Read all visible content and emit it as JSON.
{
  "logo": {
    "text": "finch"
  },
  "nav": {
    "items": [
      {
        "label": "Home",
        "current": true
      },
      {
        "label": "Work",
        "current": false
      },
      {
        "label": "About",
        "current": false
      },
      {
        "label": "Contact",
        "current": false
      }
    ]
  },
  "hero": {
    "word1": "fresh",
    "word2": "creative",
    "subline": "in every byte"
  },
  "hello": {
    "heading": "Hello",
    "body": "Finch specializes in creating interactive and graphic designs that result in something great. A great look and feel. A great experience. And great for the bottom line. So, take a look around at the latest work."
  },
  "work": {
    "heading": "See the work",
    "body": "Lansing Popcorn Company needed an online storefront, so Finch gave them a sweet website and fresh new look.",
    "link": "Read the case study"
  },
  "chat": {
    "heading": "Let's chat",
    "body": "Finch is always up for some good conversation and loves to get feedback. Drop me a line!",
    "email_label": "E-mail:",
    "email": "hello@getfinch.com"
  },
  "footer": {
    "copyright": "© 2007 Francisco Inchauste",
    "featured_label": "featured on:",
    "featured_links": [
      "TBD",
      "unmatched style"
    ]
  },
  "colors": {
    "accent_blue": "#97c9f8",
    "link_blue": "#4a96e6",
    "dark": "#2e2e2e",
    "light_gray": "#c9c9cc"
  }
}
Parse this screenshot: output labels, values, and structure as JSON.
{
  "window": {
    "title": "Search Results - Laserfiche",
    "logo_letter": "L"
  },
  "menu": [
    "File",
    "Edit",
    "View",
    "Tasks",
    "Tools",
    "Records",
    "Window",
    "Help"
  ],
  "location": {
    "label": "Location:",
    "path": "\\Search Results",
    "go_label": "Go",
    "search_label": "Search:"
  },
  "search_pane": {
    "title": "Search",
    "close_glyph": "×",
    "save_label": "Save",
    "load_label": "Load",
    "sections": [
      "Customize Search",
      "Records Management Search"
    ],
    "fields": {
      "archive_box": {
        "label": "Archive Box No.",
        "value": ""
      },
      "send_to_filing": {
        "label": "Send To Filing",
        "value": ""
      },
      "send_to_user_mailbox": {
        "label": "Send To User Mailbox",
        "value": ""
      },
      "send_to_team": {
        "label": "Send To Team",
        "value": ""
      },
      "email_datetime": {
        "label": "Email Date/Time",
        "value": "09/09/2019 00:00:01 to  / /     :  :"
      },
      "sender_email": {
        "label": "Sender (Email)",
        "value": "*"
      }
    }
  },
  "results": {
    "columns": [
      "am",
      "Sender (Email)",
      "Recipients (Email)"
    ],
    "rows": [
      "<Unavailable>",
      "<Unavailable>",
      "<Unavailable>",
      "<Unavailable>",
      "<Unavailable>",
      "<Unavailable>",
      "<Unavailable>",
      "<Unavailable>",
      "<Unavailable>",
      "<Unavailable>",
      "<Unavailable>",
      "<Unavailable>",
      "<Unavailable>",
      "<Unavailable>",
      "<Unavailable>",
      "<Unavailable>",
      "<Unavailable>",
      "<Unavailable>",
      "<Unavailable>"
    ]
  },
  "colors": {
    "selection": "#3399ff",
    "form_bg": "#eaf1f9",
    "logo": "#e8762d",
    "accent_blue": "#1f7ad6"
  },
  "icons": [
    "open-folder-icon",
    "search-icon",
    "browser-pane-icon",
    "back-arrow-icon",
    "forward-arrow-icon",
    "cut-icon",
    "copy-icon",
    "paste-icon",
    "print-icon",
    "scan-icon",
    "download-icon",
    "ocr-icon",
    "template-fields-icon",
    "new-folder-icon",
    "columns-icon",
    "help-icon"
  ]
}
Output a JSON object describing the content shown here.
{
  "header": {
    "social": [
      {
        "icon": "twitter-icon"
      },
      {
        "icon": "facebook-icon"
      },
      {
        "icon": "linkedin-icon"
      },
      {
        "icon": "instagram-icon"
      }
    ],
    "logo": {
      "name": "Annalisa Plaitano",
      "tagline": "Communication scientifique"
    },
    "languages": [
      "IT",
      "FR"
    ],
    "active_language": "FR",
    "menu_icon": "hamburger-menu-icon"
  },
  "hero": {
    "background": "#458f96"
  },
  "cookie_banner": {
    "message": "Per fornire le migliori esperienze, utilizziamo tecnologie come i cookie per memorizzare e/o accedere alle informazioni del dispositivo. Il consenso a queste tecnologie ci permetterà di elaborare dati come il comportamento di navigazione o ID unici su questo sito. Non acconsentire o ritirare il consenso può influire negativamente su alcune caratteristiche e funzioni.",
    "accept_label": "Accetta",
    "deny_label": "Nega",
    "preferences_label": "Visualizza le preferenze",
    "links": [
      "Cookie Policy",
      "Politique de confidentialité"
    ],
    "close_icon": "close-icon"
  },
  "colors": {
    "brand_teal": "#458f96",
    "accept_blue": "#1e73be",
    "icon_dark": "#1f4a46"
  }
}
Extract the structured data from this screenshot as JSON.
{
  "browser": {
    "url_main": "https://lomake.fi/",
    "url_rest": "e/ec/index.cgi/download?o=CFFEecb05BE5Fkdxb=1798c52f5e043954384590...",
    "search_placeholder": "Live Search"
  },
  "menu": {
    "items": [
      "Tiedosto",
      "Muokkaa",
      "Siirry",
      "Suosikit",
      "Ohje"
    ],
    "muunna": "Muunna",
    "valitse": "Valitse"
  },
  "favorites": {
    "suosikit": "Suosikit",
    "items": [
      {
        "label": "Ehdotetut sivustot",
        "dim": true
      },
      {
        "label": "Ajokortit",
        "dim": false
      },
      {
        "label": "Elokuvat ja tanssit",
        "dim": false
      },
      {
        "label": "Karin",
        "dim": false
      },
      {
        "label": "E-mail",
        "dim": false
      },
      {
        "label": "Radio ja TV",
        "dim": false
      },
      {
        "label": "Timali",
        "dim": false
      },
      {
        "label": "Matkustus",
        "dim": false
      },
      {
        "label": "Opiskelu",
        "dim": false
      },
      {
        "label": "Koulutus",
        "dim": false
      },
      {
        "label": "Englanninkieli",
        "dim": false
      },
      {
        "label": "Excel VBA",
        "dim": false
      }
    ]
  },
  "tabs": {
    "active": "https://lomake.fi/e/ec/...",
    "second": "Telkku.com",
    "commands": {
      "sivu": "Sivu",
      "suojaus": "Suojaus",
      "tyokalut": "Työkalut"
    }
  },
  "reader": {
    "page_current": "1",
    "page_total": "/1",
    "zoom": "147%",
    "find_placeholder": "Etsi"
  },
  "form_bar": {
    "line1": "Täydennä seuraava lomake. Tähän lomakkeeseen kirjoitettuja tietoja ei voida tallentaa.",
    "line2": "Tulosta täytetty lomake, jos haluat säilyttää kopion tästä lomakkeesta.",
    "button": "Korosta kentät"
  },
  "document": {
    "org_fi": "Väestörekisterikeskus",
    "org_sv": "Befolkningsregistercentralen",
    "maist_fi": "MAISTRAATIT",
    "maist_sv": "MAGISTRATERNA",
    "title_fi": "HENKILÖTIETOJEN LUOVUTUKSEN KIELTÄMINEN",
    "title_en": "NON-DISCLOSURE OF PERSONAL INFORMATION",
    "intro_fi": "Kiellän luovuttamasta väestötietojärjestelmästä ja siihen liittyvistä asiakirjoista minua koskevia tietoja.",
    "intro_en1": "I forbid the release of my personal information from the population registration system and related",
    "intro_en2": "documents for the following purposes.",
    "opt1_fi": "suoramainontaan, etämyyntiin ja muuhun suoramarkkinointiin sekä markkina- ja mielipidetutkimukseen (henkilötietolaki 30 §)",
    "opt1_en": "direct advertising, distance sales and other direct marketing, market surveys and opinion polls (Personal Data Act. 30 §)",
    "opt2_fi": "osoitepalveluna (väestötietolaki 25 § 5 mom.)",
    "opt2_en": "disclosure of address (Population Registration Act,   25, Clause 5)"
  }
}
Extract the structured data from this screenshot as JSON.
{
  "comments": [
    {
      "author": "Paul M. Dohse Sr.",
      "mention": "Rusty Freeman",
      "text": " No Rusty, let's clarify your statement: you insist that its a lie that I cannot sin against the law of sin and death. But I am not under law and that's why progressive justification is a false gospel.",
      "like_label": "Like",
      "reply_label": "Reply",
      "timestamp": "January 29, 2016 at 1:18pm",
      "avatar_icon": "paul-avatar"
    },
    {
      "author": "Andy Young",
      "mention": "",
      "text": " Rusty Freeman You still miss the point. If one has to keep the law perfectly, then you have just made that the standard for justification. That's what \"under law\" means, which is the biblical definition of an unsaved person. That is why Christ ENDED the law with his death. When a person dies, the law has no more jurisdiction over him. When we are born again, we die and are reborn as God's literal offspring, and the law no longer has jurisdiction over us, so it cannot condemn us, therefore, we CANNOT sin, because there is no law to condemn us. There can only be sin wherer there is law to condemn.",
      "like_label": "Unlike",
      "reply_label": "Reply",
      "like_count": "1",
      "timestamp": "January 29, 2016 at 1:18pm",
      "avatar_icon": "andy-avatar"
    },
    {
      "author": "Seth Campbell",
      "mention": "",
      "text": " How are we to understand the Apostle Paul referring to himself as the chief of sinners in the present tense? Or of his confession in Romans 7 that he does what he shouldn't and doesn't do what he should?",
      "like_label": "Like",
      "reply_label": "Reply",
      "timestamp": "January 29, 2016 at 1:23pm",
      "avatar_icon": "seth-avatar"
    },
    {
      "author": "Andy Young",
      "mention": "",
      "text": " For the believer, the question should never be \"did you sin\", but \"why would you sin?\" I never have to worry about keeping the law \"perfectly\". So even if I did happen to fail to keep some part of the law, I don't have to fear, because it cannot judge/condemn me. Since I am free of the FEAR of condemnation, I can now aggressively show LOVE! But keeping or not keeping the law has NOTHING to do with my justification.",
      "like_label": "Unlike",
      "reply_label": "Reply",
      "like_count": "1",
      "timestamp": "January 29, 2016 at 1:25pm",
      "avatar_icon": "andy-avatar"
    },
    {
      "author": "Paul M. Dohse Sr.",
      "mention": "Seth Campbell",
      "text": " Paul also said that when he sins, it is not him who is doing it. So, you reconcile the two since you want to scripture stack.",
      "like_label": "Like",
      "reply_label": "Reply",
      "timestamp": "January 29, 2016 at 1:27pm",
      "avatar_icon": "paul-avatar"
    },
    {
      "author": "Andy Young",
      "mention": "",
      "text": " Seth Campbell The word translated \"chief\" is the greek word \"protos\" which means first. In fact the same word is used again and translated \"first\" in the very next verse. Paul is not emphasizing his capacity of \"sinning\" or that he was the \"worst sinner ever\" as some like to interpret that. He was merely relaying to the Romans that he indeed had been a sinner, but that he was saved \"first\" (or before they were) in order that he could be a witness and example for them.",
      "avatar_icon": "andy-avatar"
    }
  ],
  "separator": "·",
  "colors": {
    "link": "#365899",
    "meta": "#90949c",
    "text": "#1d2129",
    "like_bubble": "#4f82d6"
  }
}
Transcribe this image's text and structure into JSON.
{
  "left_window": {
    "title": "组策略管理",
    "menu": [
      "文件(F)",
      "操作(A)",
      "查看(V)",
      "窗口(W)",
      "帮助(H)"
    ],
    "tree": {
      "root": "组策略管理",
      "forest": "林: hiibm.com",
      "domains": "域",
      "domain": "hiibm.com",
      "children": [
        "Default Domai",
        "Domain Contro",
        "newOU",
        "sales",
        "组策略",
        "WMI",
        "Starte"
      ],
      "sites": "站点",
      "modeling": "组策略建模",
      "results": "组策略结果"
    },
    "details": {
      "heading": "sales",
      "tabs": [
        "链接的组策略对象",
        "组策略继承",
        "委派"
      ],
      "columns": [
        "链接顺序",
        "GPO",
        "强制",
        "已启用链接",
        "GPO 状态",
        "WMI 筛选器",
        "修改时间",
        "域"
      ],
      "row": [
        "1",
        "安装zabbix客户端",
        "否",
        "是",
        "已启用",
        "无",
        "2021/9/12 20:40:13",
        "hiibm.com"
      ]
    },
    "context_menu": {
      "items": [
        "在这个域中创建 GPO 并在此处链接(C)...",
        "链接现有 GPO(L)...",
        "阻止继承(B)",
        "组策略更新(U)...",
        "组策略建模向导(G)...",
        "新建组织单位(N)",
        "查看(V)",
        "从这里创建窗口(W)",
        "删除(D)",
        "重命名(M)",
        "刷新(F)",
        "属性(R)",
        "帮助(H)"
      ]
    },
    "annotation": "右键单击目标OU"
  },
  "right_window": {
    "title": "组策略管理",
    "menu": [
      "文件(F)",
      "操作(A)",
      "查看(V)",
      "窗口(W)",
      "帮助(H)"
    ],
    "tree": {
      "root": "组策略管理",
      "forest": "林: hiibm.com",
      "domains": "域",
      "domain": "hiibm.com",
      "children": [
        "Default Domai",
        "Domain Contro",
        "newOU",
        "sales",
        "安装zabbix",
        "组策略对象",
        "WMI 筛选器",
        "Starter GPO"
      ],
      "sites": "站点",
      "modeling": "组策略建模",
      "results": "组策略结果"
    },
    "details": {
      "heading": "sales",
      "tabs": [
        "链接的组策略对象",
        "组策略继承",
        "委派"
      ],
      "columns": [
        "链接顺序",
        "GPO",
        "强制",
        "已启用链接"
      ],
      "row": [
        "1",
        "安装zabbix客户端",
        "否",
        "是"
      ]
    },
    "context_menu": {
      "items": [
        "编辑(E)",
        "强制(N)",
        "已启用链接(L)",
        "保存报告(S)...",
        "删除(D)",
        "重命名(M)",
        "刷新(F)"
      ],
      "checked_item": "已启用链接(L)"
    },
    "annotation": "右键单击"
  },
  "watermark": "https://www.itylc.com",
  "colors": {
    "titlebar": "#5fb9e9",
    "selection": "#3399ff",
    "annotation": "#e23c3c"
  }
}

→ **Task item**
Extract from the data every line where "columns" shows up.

→ **Worked solution**
    "columns": [
    "columns-icon",
      "columns": [
      "columns": [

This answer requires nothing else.